The proper noun crossings/”nearings”(™) that tripped me up were:
- LEMAT/UNSER (also LEMAT/SETAE, although SETAE is just a regular noun)
- BASIA in close proximity to UTO, neither of which I knew, which made BATS IN almost impossible to see
Favorite clue: More to the point? for SHARPER
Despite the somewhat frustrating hunt for errors at the end, I really liked this puzzle and enjoyed the solve. Most of the stars from me!
ps. Today’s USA Today is a meta puzzle in celebration of Pride month that I wrote with Erik Agard. Check it out! And if you like it, donate to a bail fund! Pride is intersectional and recognizes that the liberation of LGBTQ+ folks is bound up with the liberation of all oppressed people.
Jesse Goldberg’s Los Angeles Times crossword—Nate’s write-up
17A: PENALTY BOX [Where hockey punishments are served]
22A: CORNER STORE [Local retailer]
36A: DROP IN THE BUCKET [Insignificant amount]
46A: BICYCLE RACK [Car rooftop attachment for a Schwinn]
58A: KICKSTARTS [Reinvigorates, as an economy … or a hint to the beginnings of the answers to the starred clues]
Sorry for my delayed reply! It’s been quite the week and it’s all I can do to think about anything other than the most pressing matters at hand. (And I’m healthy thankfully!)

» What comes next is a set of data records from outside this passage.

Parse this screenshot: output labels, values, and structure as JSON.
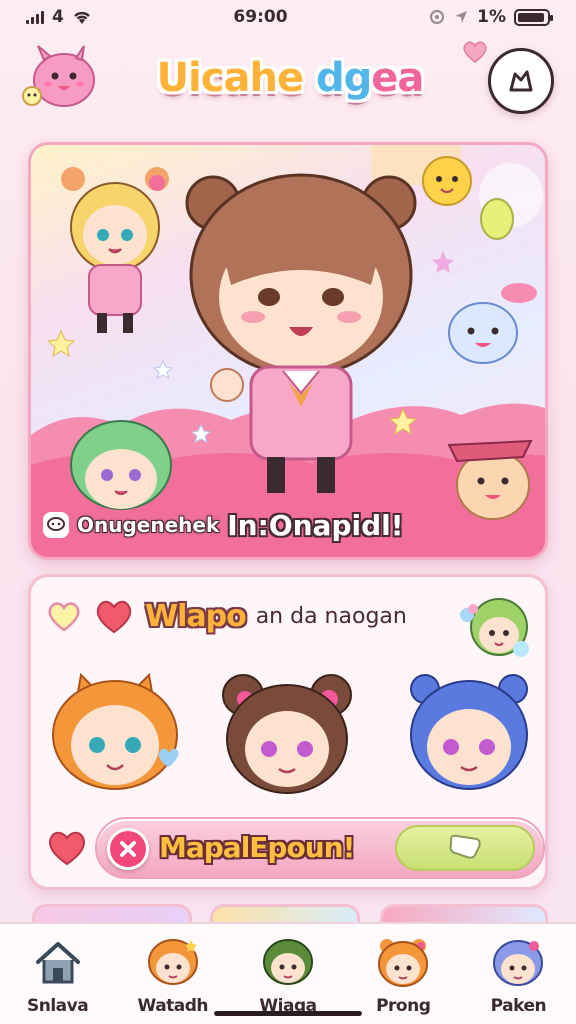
{
  "status_bar": {
    "carrier": "4",
    "time": "69:00",
    "battery_text": "1%",
    "battery_level": 0.92
  },
  "header": {
    "title_part1": "Uicahe",
    "title_part2": "dg",
    "title_part3": "ea"
  },
  "hero": {
    "caption_small": "Onugenehek",
    "caption_big": "In:Onapidl!"
  },
  "match": {
    "title": "Wlapo",
    "subtitle": "an da naogan",
    "button_label": "MapalEpoun!"
  },
  "tabs": [
    {
      "label": "Snlava",
      "icon": "home-icon"
    },
    {
      "label": "Watadh",
      "icon": "orange-hair-avatar-icon"
    },
    {
      "label": "Wiaga",
      "icon": "green-hair-avatar-icon"
    },
    {
      "label": "Prong",
      "icon": "orange-bun-avatar-icon"
    },
    {
      "label": "Paken",
      "icon": "blue-hair-avatar-icon"
    }
  ],
  "colors": {
    "accent_pink": "#f0669a",
    "accent_yellow": "#ffb238",
    "accent_blue": "#52b7e8",
    "go_green": "#c9df74"
  }
}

In this, the year 2020, we are apparently still referring neutrally to plantations like TARA without mentioning the brutal history of slavery and everything that came with it. That our nation and economy would be nothing if it weren’t for those systematically oppressed on plantations. That we have done nothing to atone for 400 years of treating Black people as less than – and that’s putting it nicely. Constructors and editors: if you’re going to mention plantations, there’s no neutrality. Black lives matter too much for this.

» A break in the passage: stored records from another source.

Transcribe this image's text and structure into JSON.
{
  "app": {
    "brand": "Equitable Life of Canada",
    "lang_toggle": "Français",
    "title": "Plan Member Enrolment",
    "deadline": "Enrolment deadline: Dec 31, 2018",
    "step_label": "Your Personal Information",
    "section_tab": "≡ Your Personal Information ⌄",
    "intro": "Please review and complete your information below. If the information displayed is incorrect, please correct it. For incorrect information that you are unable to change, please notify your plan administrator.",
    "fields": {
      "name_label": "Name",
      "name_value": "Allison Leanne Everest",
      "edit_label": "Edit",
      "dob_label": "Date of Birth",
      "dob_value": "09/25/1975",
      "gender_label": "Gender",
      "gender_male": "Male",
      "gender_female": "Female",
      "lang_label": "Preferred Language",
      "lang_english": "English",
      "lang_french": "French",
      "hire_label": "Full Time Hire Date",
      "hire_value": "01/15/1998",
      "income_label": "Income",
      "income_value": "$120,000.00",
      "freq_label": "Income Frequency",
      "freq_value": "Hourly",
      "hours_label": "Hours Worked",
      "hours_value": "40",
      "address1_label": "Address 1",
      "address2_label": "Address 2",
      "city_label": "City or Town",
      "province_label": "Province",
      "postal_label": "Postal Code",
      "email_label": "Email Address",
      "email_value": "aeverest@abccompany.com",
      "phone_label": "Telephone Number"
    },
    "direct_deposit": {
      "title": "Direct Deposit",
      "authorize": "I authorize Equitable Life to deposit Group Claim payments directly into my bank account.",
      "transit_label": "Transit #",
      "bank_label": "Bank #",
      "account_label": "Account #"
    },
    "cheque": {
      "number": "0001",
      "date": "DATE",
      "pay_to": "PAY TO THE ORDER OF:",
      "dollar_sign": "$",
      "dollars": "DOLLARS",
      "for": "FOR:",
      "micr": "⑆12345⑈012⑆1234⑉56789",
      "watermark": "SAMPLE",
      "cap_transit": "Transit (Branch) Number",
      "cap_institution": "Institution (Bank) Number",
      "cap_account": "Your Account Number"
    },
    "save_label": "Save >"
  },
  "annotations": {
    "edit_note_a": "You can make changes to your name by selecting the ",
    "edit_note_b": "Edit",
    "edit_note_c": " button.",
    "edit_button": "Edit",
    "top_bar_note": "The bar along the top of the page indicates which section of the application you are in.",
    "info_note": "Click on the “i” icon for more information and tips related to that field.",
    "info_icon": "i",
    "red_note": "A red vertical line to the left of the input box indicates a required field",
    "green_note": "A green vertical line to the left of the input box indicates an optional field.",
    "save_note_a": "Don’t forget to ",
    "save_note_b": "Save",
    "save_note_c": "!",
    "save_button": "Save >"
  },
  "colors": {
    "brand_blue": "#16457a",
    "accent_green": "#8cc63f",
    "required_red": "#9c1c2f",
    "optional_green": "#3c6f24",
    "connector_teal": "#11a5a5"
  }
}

Each of today’s themers starts with a type of kick, hence KICKSTARTS: penalty kick, corner kick, dropkick (!), bicycle kick. Three of these are soccer moves. One of them is violent.
Also, with all the talk of Republicans trying to “kickstart the economy” by sacrificing citizens to COVID to benefit their own bank accounts, the clue for the revealer felt tone deaf to the current moment.
Apologies to Jesse Goldberg for my delayed review of this puzzle. A few different clues (which may have been you or the editor) and this puzzle would have been much more enjoyable.